CinemaSins, the popular series on YouTube known for picking apart everything wrong with movies, got a takedown of its own on Tuesday. After the release of a video on Kong: Skull Island, director Jordan Vogt-Roberts wrote a lengthy defense of his film on Twitter and highlighted why the CinmaSins videos are “infuriating.”
“Mystery Science Theatre built something artful, endearing and comedic on top of the foundation [of] other people’s work. It had merit to itself,” Roberts began in a series of tweets. “Things like [CinemaSins] simply suck the life blood of other people and are often just wrong about intent or how cinema works. It’s terrible.”
Watch the video below.
The filmmaker posted screenshots from the video to show examples that “drive [him] crazy.” For one, CinemaSins mocked the opening desert shootout for when young Hank chose not to “walk right up to the other currently unarmed pilot and shoot him point blank.” Roberts noted this scene “is meant to be absurd” and, by that logic, CinemaSins “would ding [Pulp Fiction] for Jules and Vincent not getting shot.”
He also took issue when the CinemaSins video questioned the film for a rain sequence in Saigon and the explosion reflected in an characters’s sunglasses. Regarding the criticism that “there are no songs from the Vietnam era that don’t sound like a ‘song from the Vietnam era’ cliche in movies anymore,” Roberts wrote, “There are songs in this movie like [Jorge Ben Jor’s ‘Brother’] that have never been licensed in a film before. You can’t just say sh– out loud.”
“I just wanted to point out why these videos are infuriating,” Roberts tweeted in getting to the crux of his argument. “They’re often just wrong or think they’re smarter than you.
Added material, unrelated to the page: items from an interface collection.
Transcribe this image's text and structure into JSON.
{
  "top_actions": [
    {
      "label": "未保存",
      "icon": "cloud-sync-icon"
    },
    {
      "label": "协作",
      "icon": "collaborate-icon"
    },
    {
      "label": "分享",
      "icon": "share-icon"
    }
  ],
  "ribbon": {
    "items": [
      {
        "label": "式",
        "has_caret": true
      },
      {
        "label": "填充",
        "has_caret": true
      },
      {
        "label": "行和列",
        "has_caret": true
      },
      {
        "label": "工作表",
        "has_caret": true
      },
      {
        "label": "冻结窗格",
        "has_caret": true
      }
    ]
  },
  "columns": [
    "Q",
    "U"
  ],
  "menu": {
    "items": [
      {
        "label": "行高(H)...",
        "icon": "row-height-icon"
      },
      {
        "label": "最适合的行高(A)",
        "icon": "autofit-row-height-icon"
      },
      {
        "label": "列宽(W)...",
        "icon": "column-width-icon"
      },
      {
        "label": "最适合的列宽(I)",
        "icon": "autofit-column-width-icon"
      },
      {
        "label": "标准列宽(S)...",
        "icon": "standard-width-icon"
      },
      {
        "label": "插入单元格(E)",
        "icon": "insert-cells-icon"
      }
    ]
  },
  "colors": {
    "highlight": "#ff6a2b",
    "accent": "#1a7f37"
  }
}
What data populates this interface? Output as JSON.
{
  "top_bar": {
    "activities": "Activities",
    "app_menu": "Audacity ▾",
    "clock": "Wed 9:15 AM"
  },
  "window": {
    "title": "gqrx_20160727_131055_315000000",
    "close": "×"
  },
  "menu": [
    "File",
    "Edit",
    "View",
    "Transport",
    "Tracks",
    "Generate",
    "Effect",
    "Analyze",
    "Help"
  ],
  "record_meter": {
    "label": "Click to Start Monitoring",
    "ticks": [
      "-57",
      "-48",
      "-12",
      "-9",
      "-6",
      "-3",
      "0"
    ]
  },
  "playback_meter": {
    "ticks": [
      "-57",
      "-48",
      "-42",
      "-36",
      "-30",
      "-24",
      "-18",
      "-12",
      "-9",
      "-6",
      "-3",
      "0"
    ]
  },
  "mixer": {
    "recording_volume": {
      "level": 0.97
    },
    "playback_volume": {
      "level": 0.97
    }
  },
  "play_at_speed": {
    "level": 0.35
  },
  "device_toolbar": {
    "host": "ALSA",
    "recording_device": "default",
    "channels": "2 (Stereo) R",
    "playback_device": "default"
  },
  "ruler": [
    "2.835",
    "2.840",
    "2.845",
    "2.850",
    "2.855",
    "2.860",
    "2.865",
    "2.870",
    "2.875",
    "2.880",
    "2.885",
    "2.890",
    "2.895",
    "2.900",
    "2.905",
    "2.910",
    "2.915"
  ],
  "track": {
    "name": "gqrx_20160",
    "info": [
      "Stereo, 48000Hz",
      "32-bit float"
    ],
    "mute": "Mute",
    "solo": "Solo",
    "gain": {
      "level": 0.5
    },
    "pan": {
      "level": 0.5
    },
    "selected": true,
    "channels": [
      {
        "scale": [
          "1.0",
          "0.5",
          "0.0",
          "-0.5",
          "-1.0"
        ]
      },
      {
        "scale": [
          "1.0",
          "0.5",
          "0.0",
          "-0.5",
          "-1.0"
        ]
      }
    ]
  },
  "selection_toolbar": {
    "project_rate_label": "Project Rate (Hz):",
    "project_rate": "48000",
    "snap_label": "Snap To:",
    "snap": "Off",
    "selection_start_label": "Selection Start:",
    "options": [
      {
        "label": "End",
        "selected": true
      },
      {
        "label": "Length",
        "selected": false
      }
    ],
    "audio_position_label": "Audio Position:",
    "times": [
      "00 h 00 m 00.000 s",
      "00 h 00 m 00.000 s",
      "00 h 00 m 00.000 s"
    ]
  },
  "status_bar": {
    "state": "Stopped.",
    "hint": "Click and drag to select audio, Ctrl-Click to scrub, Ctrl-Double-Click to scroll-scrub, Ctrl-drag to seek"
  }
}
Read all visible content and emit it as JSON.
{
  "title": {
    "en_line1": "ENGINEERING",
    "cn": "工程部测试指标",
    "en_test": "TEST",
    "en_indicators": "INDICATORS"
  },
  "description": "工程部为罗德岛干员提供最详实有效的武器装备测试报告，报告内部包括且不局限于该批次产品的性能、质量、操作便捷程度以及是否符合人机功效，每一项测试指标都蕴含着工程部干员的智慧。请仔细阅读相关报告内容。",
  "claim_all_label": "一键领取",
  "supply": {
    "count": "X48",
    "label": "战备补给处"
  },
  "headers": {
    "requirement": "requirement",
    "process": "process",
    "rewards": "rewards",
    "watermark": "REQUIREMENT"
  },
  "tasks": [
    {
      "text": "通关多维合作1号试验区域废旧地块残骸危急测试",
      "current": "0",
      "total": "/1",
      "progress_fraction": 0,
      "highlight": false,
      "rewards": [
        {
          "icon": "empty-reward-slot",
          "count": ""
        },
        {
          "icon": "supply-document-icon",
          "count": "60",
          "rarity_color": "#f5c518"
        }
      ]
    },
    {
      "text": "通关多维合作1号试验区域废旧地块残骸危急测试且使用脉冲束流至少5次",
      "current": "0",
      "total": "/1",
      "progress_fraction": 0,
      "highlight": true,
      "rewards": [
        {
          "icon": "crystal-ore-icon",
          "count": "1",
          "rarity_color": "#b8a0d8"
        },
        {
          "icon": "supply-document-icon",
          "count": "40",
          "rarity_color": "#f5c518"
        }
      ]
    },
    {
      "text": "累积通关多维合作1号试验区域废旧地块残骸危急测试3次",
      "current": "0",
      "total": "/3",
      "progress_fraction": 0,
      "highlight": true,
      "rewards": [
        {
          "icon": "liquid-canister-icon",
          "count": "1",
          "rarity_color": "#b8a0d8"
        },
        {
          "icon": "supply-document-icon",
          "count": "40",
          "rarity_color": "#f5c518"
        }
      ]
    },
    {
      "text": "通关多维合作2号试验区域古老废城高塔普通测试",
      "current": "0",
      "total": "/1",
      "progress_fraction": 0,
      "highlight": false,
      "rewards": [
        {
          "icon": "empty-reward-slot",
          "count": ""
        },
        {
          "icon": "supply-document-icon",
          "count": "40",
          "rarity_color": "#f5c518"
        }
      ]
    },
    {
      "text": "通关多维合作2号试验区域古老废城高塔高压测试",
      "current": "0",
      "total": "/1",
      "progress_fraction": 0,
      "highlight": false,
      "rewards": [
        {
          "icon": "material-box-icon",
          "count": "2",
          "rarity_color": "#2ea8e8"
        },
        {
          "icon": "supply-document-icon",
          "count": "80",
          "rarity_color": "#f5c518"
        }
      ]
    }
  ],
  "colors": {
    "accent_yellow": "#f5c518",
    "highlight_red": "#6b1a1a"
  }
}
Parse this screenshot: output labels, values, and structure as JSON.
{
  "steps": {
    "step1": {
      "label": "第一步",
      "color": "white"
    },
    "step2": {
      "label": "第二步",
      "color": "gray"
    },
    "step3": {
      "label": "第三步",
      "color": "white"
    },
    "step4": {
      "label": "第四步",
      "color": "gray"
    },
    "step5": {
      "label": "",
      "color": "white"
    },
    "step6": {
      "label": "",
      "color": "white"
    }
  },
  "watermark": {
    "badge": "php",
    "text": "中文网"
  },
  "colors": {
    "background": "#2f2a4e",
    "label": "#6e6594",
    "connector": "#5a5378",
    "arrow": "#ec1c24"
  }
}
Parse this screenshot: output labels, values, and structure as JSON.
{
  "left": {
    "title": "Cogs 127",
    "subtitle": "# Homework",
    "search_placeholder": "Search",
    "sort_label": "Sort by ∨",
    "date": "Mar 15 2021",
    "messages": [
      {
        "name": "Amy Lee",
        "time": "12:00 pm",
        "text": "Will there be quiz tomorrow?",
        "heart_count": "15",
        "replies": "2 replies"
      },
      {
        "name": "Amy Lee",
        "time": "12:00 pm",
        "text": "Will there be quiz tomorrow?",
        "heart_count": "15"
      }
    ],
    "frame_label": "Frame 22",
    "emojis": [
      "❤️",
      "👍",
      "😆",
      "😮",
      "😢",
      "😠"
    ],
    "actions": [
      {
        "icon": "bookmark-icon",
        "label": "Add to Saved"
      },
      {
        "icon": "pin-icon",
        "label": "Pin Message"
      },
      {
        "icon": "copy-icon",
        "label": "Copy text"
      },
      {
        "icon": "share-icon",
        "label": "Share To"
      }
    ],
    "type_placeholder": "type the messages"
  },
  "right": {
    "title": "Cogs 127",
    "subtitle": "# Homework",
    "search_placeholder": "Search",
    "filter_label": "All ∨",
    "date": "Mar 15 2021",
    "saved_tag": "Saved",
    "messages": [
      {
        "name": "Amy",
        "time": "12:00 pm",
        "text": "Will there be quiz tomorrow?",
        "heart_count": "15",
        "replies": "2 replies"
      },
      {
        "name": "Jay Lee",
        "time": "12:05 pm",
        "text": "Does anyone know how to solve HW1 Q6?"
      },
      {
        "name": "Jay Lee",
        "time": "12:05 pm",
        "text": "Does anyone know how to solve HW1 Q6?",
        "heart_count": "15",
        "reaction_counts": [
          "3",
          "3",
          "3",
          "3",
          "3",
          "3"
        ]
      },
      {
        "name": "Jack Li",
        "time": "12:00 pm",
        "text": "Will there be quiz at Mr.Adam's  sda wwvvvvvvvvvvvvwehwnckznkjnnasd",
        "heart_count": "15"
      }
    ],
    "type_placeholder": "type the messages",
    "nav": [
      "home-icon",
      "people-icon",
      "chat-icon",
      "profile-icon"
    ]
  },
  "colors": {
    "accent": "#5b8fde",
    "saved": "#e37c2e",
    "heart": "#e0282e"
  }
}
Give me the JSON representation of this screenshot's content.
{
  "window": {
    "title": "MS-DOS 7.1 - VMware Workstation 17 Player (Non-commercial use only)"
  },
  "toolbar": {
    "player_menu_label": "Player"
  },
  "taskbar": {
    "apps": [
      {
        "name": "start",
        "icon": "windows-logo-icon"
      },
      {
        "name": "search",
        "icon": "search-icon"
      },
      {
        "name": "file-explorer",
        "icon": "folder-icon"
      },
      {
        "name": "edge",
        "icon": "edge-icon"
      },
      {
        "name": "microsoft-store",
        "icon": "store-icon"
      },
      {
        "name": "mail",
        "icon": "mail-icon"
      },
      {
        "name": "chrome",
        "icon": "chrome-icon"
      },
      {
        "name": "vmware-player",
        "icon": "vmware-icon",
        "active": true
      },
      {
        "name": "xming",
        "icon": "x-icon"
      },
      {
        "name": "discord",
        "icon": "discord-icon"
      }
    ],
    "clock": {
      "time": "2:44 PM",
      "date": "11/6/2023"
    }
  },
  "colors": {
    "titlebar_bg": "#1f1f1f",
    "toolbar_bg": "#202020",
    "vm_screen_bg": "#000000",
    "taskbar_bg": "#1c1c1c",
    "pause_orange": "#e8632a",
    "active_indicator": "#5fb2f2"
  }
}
I love film criticism and I love reading negative reviews if the author makes compelling and well-written arguments. To anyone who thinks this video makes me mad or hurts me. It doesn’t. I just wanted to point out a few obvious examples that are just wrong.”
He continued, “It just makes me sad they get so many views / contribute to the dumbing down of cinema as they siphon other people’s work for their own gain. It’s like when [Trump] lies on camera just because he can. It’s infuriating and there are people out there who listen to him & [CinemaSins].”
Roberts concluded his thread, “Go watch a movie you’ve never seen before & actually discuss it with someone instead of focusing on reductive crap…It just gets me that a lot of things get critique seem to have a lack of understanding of cinematic [license] / has an odd disdain of film. I make movies because I love film. These guys are just trolling the art form we love and profiting from it while dumbing the conversation.”
“Hey, everyone! I stepped away from the computer for a few hours to run errands and stuff. Did I miss anything?” the account for CinemaSins tweeted in the aftermath.
Roberts isn’t the only director to call out CinemaSins. Notably in 2013, Rian Johnson (Star Wars: The Last Jedi) tweeted in response to a video on his sci-fi film Looper, “I should be good humored about this, but it feels oddly nasty. Also, it’s almost all thoughtless & wrong. Ok, I’ll shush.” Though, the interaction was later squashed when the CinemaSins account tweeted back, “We created a Twitter account just to tell you that we f—ing love your work, including Looper. We’re just idiots.”
CinemaSins also ran a video that year of “Everything Wrong With CinemaSins In 3 Minutes Or Less,” which poked fun at its creators. “We’re not reviewers. We’re a—holes,” the narrator said. “Hate makes us stronger. We’re like the demons in a Ghostbusters movie. Sins are often based on things you will neither notice nor will ever care about.”
After his initial comments, Vogt-Roberts added another thread on CinemaSins and took issue with the videos’ lengths and cast doubt on the idea that the videos qualify as “satire.”